Parker agrees. “Look at the letter the HLC sent us,” he said. “They say, ‘It looks like you’ve put the things in place that are needed to remedy this, but not enough time has elapsed to test their effectiveness.’”
Other systems will prove more difficult, for implementation and data collection.
For instance, the HLC requested “evidence of the effectiveness of the assessment process for making changes to the teaching and learning process based on learning outcomes, including documentation of the completion of assessment cycles in all programs.”
That takes time, Moses said.
“Typically you want to collect longitudinal data which is three years or more, to determine whether a system is effective or not,” he said. “Some of the programs we’ve instituted for just a semester or two. But the HLC understands our timeline.”
Fostering culture change
Pima’s initiatives are part of a larger change, according to Moses.
In past years, he said, the college “would put something in place, and it would die out after a year or so. It wouldn’t be sustained.”
“There is a strong, conscious effort where we put systems and processes in and we are evaluating them constantly,” he said.
From C-FAIRR’s perspective, that’s just not the case.
“We don’t believe the college’s culture has changed,” Gonzales said. “They still operate under a cloak of secrecy. We don’t believe they are better than when they were placed on probation.”
Focus visit outcomes
Pima’s change in culture, or lack thereof, will be on display and put to the test during the upcoming HLC focus visit.
The visit will bring one of three possible outcomes.
The first is being removed from “notice” completely.
The second would see the college removed from notice but continue to provide the HLC with reports on deficient areas.
The third, least desirable outcome is a “show-cause” finding by the HLC.
Show-cause would essentially give Pima a year to justify why it should keep its accreditation.
The third option won’t happen, Moses said.
“I’m confident we’ll be taken off notice,” he said. “Now, will we have to report to the HLC on some things? Probably. But show-cause? No.”
Chancellor Lambert also expressed confidence.
“I am very optimistic we will come off ‘notice,’” he said. “I am very confident we are moving in the right direction as an institution.”
The Board of Governors thinks so as well, according to Hanna.
“We also are confident that the HLC will indeed remove our ‘notice’ status when their board convenes in February to review our case,” Hanna said.

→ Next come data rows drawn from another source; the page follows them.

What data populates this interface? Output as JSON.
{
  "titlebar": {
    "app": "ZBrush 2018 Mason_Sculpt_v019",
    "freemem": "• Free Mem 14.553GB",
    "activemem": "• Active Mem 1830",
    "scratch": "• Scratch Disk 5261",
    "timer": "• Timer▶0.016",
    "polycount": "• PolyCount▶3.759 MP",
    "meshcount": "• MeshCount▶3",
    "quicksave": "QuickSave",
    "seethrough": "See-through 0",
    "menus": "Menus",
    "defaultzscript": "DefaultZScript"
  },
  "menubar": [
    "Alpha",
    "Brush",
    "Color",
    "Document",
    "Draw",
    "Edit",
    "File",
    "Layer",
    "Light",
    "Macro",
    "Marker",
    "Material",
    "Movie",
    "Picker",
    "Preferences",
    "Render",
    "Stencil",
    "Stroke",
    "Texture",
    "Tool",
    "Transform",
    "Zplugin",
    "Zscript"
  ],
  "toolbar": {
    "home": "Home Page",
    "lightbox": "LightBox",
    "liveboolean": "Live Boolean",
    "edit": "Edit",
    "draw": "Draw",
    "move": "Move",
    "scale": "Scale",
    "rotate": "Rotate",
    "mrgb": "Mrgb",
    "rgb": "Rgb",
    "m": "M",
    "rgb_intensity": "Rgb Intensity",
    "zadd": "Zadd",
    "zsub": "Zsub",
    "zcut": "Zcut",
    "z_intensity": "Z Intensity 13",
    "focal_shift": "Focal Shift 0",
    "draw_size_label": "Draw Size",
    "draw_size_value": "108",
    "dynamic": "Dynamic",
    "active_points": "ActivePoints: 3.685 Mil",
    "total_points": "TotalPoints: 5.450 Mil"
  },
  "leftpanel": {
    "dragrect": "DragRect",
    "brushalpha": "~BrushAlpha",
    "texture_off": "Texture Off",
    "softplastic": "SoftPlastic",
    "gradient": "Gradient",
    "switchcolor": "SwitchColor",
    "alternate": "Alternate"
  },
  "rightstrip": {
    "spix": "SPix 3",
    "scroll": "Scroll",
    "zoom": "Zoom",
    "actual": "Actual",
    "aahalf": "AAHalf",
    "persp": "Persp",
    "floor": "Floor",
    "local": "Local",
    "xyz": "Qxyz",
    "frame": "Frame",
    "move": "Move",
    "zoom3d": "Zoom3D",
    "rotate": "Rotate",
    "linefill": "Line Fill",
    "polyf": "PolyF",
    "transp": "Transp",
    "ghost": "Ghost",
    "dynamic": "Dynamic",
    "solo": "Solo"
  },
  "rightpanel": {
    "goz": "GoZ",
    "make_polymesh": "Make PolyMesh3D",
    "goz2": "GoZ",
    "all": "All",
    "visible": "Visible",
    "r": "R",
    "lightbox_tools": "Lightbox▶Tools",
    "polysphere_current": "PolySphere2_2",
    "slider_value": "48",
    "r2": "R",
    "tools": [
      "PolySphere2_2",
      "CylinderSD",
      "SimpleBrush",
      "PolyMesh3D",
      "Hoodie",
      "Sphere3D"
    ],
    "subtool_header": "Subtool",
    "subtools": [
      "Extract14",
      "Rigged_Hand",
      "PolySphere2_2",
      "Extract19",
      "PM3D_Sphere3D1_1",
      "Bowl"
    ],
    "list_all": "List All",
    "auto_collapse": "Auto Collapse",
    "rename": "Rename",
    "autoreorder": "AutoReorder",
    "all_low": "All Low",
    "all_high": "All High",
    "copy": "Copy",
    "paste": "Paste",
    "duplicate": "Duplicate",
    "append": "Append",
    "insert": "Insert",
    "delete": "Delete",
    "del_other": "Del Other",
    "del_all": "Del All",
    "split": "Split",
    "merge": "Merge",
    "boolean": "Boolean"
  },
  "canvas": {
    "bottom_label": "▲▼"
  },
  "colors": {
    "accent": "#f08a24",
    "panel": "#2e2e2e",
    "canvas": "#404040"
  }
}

While all parties connected to the college expressed confidence in PCC’s ability to finally rid itself of the specter of sanctions, Moses stressed that continued progress is especially important.

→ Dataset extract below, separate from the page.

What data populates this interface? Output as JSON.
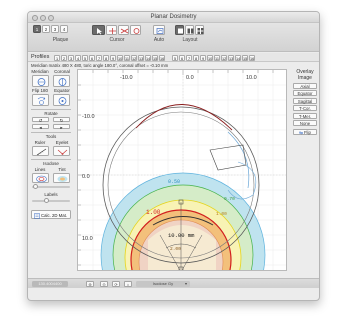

“It’s real important that the HLC sees progress all the way through this semester, because the decision will be based on data derived all the way up until then,” he said.

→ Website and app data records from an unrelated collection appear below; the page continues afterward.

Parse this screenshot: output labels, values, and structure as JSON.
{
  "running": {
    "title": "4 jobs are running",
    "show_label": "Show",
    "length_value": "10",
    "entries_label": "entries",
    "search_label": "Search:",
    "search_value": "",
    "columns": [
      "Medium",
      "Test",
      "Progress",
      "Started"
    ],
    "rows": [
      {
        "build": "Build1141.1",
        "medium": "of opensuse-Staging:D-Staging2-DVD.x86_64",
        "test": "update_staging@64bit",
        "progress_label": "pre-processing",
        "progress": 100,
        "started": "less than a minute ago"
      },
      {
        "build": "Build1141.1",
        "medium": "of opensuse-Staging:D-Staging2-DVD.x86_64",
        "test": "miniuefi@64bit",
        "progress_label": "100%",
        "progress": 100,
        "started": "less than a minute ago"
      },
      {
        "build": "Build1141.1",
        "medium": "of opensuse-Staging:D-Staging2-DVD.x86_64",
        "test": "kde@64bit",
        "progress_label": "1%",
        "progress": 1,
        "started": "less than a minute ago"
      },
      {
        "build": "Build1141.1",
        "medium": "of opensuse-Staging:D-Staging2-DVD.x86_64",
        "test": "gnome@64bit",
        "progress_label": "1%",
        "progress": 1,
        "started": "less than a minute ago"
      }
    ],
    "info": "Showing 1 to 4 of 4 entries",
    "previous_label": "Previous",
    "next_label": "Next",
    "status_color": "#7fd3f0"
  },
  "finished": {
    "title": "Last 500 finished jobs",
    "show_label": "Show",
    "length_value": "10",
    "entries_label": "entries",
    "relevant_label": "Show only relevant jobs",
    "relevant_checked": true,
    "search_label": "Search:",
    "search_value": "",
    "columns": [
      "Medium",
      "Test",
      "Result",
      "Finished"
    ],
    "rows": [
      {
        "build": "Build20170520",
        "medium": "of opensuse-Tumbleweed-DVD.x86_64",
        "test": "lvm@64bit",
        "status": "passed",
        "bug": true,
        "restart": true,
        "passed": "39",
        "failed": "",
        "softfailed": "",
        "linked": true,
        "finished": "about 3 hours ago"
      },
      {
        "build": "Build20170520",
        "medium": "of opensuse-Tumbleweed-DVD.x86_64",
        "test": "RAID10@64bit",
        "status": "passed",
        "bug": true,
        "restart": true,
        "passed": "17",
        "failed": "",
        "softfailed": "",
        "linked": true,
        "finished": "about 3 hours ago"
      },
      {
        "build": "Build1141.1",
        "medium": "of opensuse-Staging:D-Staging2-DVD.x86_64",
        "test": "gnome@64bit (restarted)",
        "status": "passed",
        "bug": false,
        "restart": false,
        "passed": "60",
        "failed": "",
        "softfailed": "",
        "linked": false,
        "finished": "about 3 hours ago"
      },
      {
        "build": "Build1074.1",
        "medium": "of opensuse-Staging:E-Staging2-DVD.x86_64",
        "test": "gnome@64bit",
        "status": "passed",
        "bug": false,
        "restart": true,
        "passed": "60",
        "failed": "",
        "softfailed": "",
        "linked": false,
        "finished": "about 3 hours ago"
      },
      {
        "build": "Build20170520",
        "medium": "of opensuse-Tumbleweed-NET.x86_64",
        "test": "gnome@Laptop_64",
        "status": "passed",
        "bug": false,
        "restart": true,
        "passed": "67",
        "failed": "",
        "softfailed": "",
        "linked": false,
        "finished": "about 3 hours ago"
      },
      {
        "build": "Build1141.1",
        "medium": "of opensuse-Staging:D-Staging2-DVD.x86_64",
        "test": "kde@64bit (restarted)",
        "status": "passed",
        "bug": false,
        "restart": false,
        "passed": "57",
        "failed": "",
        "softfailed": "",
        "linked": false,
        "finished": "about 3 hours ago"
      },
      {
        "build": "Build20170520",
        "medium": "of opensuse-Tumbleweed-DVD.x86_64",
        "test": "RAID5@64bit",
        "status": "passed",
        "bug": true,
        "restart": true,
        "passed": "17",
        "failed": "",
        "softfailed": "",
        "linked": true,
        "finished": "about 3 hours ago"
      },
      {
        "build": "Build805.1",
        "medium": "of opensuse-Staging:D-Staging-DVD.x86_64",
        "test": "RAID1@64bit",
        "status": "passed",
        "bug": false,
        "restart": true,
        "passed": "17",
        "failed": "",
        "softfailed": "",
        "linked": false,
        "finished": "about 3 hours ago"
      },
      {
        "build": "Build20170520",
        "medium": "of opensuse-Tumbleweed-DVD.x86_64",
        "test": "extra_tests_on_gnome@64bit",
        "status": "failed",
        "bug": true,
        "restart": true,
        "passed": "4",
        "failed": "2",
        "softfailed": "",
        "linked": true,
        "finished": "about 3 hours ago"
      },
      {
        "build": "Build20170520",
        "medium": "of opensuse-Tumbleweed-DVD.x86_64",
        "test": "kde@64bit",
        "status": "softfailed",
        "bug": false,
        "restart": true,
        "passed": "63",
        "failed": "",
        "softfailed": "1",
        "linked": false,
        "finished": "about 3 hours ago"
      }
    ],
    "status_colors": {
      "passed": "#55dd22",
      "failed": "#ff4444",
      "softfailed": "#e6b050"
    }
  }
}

Though PCC has come a long way, Hanna said, there will still be oversight of some kind.
“There is no doubt that we will have to strictly monitor and report on the issues they have pointed out to us in their reports, as well as plenty of other challenges our college faces in terms of continuous improvement,” he said.